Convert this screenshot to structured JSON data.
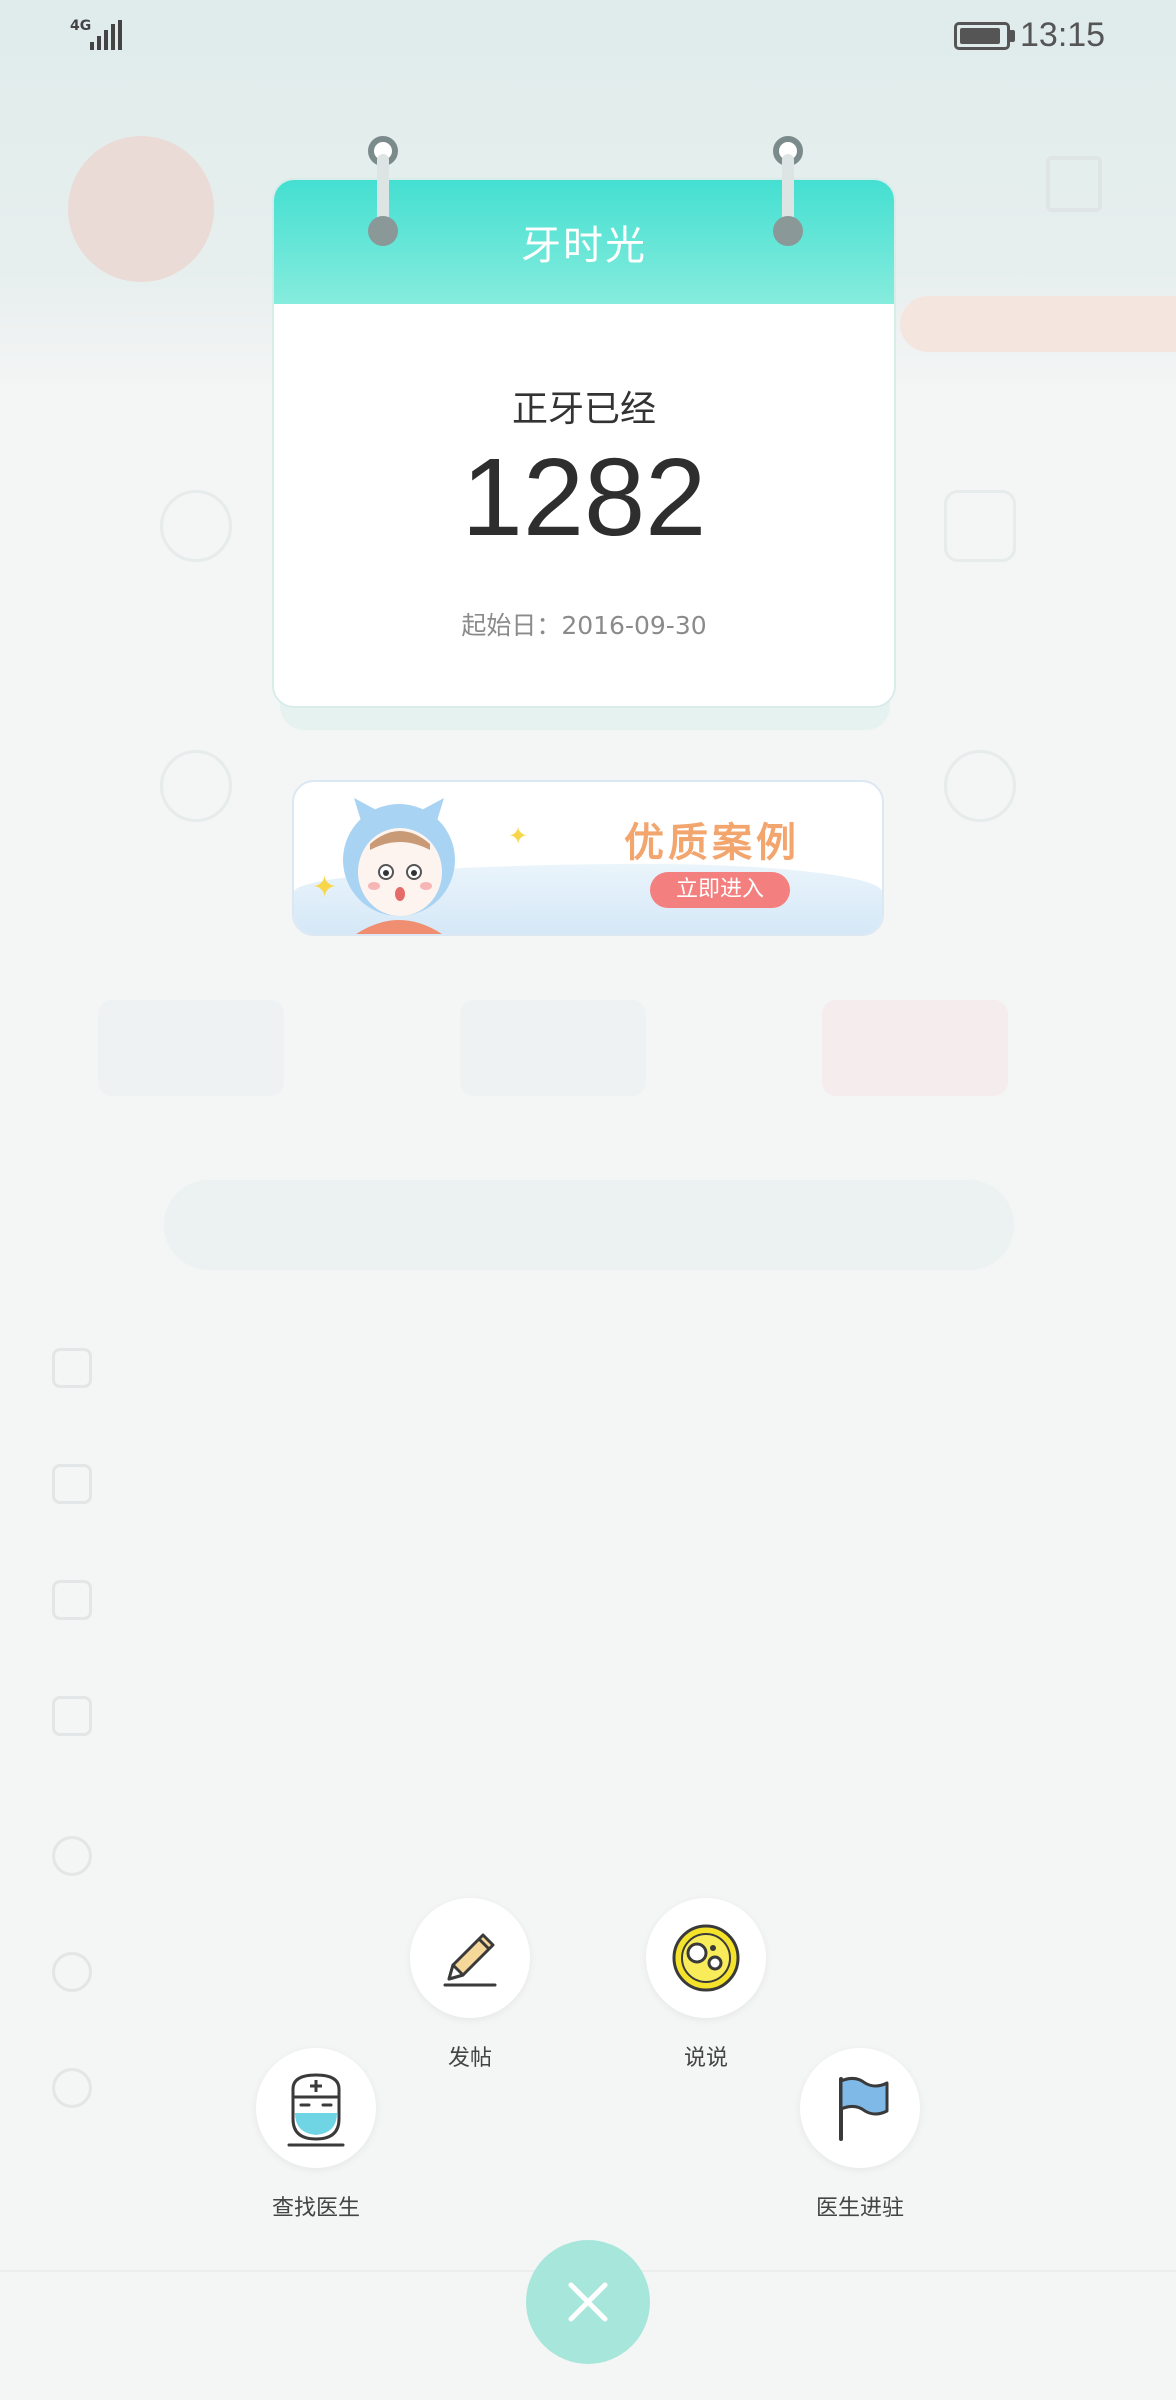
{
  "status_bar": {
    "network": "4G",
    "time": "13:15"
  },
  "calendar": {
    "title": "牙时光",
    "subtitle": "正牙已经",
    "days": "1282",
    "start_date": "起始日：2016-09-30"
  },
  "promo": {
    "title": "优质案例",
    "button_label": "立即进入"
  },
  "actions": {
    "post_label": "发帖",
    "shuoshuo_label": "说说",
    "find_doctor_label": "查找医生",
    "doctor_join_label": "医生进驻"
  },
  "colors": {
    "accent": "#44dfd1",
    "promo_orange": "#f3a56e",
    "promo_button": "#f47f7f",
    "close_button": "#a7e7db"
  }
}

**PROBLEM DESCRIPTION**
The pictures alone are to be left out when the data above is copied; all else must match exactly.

**SOLUTION**
Convert this screenshot to structured JSON data.
{
  "status_bar": {
    "network": "4G",
    "time": "13:15"
  },
  "calendar": {
    "title": "牙时光",
    "subtitle": "正牙已经",
    "days": "1282",
    "start_date": "起始日：2016-09-30"
  },
  "promo": {
    "title": "优质案例",
    "button_label": "立即进入"
  },
  "actions": {
    "post_label": "发帖",
    "shuoshuo_label": "说说",
    "find_doctor_label": "查找医生",
    "doctor_join_label": "医生进驻"
  },
  "colors": {
    "accent": "#44dfd1",
    "promo_orange": "#f3a56e",
    "promo_button": "#f47f7f",
    "close_button": "#a7e7db"
  }
}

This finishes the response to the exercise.